WHAT THE TASK ASKS: For the word "JSON", find each line in the entries where it occurs and copy that line.

Stored items from a collection
────────────────────
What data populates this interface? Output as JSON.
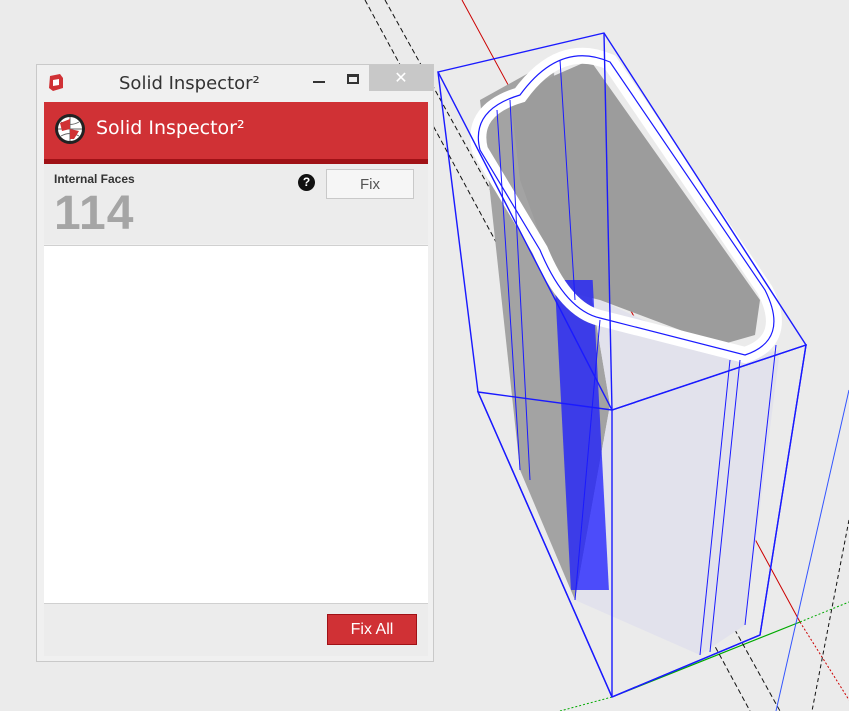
{
  "window": {
    "title": "Solid Inspector²",
    "close_glyph": "✕"
  },
  "header": {
    "title": "Solid Inspector²",
    "accent_color": "#d03135",
    "accent_dark": "#a01116"
  },
  "issue": {
    "label": "Internal Faces",
    "count": "114",
    "help_glyph": "?",
    "fix_label": "Fix"
  },
  "footer": {
    "fix_all_label": "Fix All"
  },
  "icons": {
    "app": "sketchup-logo-icon",
    "header": "globe-icon",
    "help": "help-icon"
  },
  "viewport": {
    "background": "#ebebeb",
    "selection_color": "#1a1aff",
    "axis_red": "#cc0000",
    "axis_green": "#00aa00"
  }
}
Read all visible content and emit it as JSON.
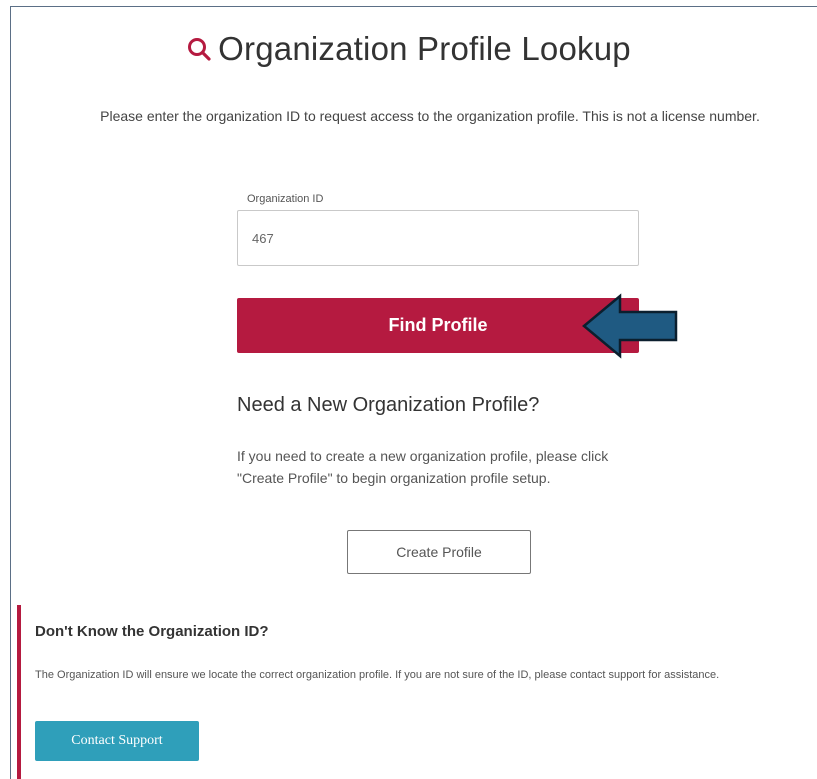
{
  "page": {
    "title": "Organization Profile Lookup",
    "intro": "Please enter the organization ID to request access to the organization profile. This is not a license number."
  },
  "lookup": {
    "field_label": "Organization ID",
    "field_value": "467",
    "find_button": "Find Profile"
  },
  "new_profile": {
    "heading": "Need a New Organization Profile?",
    "text": "If you need to create a new organization profile, please click \"Create Profile\" to begin organization profile setup.",
    "create_button": "Create Profile"
  },
  "help": {
    "heading": "Don't Know the Organization ID?",
    "text": "The Organization ID will ensure we locate the correct organization profile. If you are not sure of the ID, please contact support for assistance.",
    "contact_button": "Contact Support"
  },
  "colors": {
    "primary": "#b51a40",
    "support": "#2f9fba",
    "annotation_arrow": "#1f5a82"
  },
  "icons": {
    "title_icon": "search-icon",
    "annotation": "arrow-left-icon"
  }
}
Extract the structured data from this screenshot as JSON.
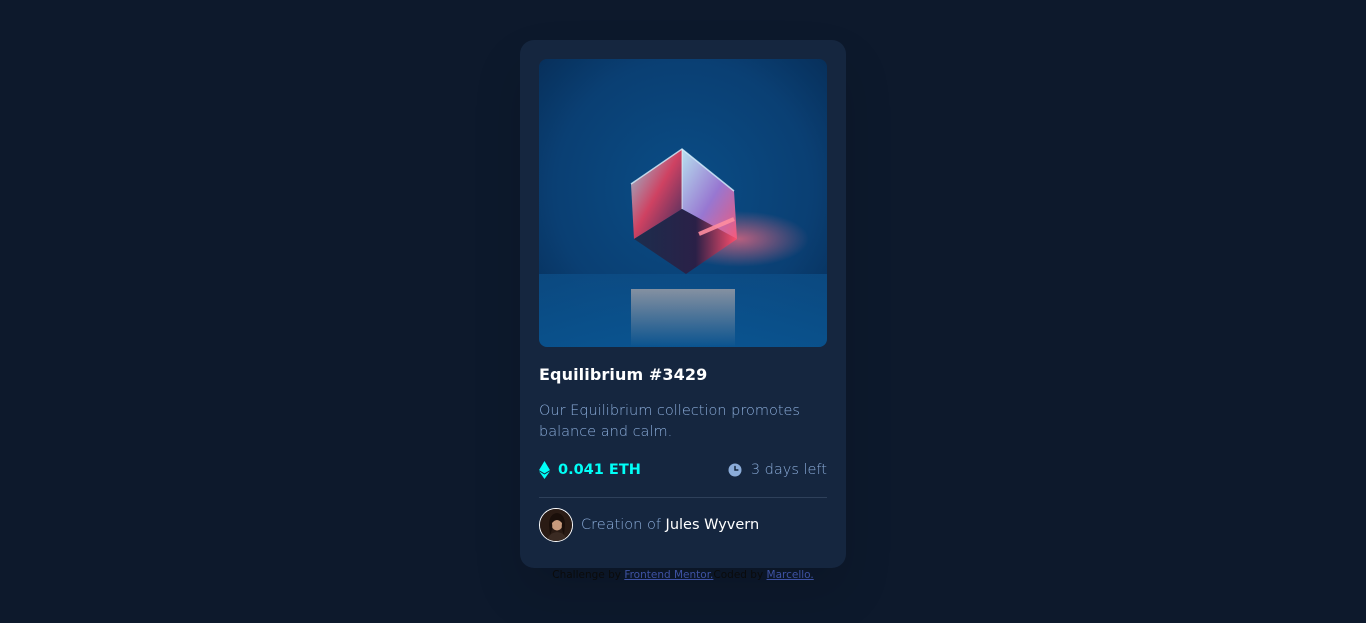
{
  "card": {
    "title": "Equilibrium #3429",
    "description": "Our Equilibrium collection promotes balance and calm.",
    "price": "0.041 ETH",
    "time_left": "3 days left",
    "creator_prefix": "Creation of",
    "creator_name": "Jules Wyvern"
  },
  "attribution": {
    "challenge_prefix": "Challenge by",
    "challenge_link": "Frontend Mentor.",
    "coded_prefix": "Coded by",
    "coded_link": "Marcello."
  },
  "colors": {
    "page_bg": "#0d192c",
    "card_bg": "#15263f",
    "accent_cyan": "#00fff7",
    "soft_blue": "#8bacd9",
    "white": "#ffffff"
  },
  "icons": [
    "ethereum-icon",
    "clock-icon"
  ]
}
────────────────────
OUTPUT FOR THIS EXERCISE:
What data populates this interface? Output as JSON.
Read all visible content and emit it as JSON.
Extract the structured data from this screenshot as JSON.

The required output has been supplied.